Shelby Co. Commission, municipal police departments hope to deploy surveillance cameras soon

Shelby County Commission, municipal police hope to deploy security cameras across county soon

MEMPHIS, Tenn. (WMC) - Shelby County Commissioners and municipal police departments say they’re getting closer to deploying hundreds of surveillance cameras across the county.

Officials hope the cameras could be up and running in the next few months.

“We want to be strategic in the way they are placed so they become a resource and not a liability,” said Mark Billingsley, Shelby County Commission Chairman.

At a meeting earlier this month, county leaders and officials from police departments in Memphis, Bartlett, Collierville, Germantown, Millington and the Shelby County Sheriff's Office tried to get on the same page about commissioners' plans to spend $1.6 million on security cameras countywide, with $125,000 earmarked for cameras for each of the 13 commission districts.

The plan would include additional monitoring in Memphis where more than 2,000 cameras watch over about 500 locations and get municipalities in on the surveillance.

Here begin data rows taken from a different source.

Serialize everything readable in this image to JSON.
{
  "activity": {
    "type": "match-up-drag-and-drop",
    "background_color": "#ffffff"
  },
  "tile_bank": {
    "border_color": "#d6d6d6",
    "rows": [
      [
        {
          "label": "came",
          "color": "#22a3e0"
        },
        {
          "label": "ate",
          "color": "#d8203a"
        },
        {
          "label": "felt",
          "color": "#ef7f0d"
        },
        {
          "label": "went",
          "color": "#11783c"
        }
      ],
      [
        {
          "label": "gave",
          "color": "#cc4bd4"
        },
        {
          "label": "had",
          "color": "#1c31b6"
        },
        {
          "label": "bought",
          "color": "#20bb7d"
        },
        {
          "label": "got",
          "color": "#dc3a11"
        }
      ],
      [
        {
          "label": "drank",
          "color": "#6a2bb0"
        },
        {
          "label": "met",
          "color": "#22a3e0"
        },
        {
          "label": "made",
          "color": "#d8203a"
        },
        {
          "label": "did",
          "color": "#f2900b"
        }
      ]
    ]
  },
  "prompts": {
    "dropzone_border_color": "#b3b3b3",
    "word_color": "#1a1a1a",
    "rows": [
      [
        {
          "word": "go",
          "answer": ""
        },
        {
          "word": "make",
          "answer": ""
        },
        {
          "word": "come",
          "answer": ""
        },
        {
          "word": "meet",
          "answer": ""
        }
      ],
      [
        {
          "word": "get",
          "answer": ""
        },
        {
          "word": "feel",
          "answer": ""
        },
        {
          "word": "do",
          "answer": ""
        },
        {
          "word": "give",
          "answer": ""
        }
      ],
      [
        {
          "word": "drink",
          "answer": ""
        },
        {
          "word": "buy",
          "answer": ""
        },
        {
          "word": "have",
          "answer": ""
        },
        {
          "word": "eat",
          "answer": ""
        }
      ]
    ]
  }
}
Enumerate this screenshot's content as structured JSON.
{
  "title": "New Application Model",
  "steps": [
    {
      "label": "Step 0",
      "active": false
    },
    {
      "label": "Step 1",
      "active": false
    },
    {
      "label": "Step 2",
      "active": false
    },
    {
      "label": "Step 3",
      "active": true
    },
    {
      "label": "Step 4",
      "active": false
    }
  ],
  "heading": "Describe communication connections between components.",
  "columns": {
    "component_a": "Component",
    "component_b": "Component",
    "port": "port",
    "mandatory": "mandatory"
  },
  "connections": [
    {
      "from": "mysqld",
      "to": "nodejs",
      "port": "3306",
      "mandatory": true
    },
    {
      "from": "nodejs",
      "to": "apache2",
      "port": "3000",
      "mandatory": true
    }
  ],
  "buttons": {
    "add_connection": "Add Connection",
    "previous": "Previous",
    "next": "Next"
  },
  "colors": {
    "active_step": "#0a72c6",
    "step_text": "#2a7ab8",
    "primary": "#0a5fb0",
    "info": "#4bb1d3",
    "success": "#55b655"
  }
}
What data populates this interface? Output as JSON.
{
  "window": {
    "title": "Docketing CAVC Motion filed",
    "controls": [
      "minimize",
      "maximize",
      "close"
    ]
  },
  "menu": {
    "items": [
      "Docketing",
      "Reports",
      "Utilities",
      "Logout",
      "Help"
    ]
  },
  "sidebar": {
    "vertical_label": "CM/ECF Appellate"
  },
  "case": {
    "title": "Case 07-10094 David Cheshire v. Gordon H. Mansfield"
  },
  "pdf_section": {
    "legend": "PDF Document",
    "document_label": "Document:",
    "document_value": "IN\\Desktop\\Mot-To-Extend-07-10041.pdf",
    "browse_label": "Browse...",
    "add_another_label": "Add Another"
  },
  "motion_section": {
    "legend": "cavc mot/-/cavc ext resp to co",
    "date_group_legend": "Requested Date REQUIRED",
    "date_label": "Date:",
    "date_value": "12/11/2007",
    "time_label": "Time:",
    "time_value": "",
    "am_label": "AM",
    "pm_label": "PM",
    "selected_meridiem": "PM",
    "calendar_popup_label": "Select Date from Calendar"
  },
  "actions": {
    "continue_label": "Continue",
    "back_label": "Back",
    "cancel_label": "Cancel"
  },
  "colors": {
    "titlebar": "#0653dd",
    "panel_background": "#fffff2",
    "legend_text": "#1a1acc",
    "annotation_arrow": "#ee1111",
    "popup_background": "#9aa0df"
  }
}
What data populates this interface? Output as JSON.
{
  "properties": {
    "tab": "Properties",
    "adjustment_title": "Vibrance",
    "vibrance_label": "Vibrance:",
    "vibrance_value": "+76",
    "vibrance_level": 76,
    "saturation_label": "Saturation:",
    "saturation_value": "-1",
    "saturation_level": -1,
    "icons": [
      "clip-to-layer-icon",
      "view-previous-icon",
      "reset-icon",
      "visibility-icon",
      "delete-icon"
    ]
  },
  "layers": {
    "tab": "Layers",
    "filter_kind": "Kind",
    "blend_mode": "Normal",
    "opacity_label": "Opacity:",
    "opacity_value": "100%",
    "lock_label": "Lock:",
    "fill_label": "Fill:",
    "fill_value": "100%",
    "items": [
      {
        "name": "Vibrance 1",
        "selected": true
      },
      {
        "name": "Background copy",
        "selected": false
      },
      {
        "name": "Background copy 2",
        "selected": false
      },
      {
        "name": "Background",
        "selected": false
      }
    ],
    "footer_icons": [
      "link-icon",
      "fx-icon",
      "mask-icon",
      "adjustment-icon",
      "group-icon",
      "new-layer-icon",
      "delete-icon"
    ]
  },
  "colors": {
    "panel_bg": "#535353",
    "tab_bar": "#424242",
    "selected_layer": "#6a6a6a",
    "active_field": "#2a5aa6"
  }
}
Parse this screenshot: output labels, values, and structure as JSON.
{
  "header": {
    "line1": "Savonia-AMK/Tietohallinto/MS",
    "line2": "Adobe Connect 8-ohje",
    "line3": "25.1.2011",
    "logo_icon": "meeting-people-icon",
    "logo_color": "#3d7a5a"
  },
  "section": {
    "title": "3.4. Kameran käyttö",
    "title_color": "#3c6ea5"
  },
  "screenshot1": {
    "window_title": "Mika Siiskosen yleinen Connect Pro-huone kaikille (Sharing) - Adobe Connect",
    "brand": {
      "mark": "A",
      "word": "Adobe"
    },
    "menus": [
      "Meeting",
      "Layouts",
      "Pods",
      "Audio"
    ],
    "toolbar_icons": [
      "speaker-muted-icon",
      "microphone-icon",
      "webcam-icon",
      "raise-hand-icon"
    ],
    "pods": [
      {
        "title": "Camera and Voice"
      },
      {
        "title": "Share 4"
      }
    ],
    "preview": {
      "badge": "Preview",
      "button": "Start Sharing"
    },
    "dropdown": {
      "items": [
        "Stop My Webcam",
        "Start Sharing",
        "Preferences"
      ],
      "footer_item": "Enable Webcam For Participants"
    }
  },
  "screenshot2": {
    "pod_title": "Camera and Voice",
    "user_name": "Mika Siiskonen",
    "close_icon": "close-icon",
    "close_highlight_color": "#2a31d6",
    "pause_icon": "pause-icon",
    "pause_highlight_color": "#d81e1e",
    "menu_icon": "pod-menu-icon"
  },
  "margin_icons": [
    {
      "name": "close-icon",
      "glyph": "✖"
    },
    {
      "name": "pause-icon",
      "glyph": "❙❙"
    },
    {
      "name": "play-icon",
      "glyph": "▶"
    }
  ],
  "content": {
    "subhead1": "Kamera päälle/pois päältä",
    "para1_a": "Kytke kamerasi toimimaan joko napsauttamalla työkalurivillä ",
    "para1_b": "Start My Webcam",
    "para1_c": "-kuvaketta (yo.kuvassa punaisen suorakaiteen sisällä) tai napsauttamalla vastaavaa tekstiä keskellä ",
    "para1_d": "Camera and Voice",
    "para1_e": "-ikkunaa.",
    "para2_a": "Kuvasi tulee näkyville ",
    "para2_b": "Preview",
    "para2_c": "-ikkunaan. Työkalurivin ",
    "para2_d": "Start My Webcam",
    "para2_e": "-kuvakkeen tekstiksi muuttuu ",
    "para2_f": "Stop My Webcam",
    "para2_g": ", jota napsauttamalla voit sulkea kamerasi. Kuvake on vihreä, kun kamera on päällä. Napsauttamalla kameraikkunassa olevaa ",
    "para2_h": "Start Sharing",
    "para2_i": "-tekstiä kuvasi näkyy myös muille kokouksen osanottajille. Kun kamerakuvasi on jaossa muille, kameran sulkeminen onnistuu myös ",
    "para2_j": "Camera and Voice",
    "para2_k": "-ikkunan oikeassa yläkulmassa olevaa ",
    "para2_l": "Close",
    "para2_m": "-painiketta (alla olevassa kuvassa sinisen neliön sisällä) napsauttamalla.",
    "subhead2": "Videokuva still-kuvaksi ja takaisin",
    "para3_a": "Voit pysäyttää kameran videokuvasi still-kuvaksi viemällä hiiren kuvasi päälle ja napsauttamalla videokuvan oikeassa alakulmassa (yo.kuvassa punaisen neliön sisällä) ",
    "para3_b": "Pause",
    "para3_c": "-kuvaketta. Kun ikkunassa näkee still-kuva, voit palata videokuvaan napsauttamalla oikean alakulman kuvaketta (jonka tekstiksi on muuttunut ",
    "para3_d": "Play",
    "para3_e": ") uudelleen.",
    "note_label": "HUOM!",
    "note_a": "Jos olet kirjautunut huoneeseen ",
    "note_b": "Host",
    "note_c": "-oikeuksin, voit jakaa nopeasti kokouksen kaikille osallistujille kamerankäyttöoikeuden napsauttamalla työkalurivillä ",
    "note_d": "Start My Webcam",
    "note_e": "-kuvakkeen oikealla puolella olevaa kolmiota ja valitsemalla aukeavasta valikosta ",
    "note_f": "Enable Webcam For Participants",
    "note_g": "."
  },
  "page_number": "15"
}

“There are ways that we can use cameras in side our city to help us along when crimes occur and to try to deter those crimes,” said Jeff Cox, Bartlett Police assistant chief.

Assistant Bartlett Police Chief Jeff Cox was part of the talks and shared thoughts with commissioners Wednesday as they got an update on the process.

It’s an idea that gained traction weeks ago – give the departments themselves money to fund the cameras in the form of a grant – and let them decide what type of cameras to purchase – and how to run the program which includes preserving the video.

“It helps to be able to manage those systems. It also gives us access when we need them if something occurs,” said Cox.

Commission Chairman Mark Billingsley says the county would foot the bill for the cameras initially, including set up costs.

However, it's likely municipalities would eventually be expected to cover costs of maintenance.

It's also possible they could set up their own camera programs, piggybacking off the county's effort.

“The need for cameras is different in every area of the county,” said Billingsley.

Copyright 2019 WMC. All rights reserved.